Concerning the relations between the Central Organ and the Central Committee, you are quite right that neither the one nor the other should be given the upper hand once for all. The congress itself, I think, should make a separate decision on each occasion. At present, too, according to the Rules, the Party Council stands above both the C.O. and the C.C. And the Council has two members from the C.O. and two from the C.C., the fifth member having been elected by the congress. Hence the congress itself has decided who should be given the upper hand on this occasion. Stories about us wanting the C.O. abroad to overrule the C.C. in Russia are sheer gossip in which there is not a word of truth. When Plekhanov and I were on the editorial board we had even in the Council three Social-Democrats from Russia and only two from abroad. Now, under the Martovites, the reverse is the case! Now judge for yourself what their talk is worth!
I send you warm greetings and earnestly request you to let me know whether you received this letter, whether you have read my letter to the editorial board and Nos. 52, 53 of Iskra, and how in general things are now in the Committee.
With comradely greetings,
 See present edition, Vol. 7.—Ed.
Lenin has in view his pamphlet One Step Forward, Two Steps
which appeared in May 1904 (see present edition, Vol. 7),—
 Meaning “Sedition”—Ed.
 Vilonov, Nikifor Yefremovich (1883–1910)—professional revolutionary. Began his revolutionary activities in 1901, In 1902 joined the Kiev Social-Democratic organisation, became a supporter of Iskra. After the Second Congress of the R.S.D.L.P. (1903)—a Bolshevik. Took an active part in the revolution of 1905–07.
 Vilonov’s letter, slightly abridged, was published by Lenin in his “Postscript to the Pamphlet A Letter to a Comrade on Our Organisational Tasks” (see ^^Vol. 7^^ of this edition).
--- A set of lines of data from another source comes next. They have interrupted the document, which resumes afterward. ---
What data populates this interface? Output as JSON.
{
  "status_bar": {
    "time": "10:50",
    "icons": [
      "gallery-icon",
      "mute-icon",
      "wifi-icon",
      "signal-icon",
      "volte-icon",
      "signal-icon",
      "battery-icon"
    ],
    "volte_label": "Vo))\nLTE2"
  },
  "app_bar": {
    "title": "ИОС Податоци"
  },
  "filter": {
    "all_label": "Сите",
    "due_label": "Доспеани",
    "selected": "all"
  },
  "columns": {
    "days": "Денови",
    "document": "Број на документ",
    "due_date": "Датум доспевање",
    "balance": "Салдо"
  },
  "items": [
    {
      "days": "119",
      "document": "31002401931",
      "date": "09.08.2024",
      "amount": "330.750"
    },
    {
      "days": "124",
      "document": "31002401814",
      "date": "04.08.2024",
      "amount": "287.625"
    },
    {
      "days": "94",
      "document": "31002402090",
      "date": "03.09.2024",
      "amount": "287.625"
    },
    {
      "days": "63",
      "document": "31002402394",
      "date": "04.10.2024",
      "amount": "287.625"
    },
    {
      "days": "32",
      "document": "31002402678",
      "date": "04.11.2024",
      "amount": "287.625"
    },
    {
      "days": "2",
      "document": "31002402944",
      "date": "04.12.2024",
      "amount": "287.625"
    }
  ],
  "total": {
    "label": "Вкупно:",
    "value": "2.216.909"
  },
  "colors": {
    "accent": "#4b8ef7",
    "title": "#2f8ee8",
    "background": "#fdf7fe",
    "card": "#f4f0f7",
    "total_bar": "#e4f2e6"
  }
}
 The three persons were G. M. Krzhizhanovsky, F. V. Lengnik and V. A. Noskov.